"""
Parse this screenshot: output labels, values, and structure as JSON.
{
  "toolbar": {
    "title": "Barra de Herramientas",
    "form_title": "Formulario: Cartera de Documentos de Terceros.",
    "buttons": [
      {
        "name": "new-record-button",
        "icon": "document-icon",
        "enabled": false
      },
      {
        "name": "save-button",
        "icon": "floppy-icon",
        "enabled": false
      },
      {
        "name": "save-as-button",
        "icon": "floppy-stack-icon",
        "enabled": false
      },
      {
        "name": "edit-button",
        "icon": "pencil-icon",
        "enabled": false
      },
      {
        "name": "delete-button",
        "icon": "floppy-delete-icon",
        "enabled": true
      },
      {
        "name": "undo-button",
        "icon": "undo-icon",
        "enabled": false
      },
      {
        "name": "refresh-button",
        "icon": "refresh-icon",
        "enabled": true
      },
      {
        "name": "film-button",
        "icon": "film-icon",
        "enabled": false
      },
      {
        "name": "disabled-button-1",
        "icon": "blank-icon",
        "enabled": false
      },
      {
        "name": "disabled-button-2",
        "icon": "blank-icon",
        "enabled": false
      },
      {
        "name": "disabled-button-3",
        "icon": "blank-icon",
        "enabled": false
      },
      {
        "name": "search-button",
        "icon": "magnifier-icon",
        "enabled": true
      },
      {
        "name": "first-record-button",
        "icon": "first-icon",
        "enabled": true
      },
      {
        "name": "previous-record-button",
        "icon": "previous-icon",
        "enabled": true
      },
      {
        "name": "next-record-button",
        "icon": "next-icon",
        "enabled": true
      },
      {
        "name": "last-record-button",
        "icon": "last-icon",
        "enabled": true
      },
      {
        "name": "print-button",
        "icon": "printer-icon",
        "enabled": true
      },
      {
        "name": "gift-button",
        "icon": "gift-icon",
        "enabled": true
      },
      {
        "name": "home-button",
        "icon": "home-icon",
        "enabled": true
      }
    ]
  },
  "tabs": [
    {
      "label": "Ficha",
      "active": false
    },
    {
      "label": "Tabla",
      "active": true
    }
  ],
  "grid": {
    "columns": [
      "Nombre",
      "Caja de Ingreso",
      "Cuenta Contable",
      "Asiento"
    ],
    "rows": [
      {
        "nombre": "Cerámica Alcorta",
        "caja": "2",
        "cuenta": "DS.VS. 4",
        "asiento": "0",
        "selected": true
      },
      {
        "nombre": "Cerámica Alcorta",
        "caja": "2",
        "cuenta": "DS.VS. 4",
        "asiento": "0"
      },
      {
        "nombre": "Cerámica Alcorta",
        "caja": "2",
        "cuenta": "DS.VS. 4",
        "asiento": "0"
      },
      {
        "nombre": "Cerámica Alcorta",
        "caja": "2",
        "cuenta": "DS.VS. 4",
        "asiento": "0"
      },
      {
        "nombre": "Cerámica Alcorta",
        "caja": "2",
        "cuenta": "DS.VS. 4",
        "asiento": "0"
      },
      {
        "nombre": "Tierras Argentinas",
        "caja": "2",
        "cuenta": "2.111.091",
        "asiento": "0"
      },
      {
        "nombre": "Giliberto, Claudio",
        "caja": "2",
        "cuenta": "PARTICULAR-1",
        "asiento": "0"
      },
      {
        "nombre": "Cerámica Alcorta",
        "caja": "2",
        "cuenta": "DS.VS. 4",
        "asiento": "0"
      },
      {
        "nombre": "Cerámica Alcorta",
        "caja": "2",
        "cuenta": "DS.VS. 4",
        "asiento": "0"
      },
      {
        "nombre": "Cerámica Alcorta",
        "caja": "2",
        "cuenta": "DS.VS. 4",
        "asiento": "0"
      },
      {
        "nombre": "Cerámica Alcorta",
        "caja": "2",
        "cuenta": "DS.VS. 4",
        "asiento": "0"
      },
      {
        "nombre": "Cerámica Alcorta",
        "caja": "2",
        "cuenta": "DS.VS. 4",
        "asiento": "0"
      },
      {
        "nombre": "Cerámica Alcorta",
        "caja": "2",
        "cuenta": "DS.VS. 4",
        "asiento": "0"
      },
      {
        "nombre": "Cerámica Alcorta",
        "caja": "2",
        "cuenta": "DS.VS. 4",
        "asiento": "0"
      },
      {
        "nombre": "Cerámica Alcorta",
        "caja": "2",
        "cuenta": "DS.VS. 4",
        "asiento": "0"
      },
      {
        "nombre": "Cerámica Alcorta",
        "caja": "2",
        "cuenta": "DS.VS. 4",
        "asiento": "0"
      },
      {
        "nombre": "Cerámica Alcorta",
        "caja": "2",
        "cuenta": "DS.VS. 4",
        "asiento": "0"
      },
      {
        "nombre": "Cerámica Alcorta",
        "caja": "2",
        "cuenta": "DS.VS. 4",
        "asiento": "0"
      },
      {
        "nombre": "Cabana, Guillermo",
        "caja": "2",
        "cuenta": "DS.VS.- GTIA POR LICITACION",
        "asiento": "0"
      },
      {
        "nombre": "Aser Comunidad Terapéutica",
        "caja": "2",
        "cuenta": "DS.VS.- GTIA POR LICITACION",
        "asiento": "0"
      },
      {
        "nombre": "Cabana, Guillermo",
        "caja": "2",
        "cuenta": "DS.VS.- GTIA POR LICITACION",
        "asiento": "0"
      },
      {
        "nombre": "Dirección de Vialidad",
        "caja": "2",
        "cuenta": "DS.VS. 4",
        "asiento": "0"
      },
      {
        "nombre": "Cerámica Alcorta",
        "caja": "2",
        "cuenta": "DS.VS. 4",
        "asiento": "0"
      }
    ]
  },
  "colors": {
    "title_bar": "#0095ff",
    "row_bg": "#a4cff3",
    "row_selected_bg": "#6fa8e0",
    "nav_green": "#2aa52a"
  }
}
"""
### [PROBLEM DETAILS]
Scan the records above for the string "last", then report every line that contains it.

### [YOUR SOLUTION]
        "name": "last-record-button",
        "icon": "last-icon",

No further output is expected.